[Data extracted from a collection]
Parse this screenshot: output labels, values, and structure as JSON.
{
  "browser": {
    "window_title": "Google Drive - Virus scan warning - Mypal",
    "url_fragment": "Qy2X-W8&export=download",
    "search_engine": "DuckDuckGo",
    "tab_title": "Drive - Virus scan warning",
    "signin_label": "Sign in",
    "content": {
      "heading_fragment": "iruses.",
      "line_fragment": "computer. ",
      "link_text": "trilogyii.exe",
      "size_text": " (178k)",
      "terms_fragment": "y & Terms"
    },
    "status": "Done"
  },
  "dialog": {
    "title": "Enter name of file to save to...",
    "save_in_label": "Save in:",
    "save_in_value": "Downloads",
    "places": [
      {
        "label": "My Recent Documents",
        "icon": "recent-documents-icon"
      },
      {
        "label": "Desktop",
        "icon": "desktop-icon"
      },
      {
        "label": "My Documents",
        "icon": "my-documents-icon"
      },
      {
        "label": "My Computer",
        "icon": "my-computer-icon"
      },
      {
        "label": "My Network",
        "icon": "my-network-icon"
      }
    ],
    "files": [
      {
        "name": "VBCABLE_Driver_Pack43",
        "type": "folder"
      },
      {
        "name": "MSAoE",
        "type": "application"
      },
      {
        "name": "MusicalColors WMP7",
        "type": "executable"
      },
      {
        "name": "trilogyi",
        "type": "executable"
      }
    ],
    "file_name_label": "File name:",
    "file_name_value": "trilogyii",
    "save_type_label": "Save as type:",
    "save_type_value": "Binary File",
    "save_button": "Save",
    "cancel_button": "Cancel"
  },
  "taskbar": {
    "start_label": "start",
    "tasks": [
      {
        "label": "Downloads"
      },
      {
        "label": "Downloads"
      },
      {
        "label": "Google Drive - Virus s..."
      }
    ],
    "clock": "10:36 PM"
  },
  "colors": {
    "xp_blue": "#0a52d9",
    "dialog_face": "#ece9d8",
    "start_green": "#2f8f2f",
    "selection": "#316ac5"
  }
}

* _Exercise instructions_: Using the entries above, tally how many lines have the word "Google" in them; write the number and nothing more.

* _Problem solution_: 2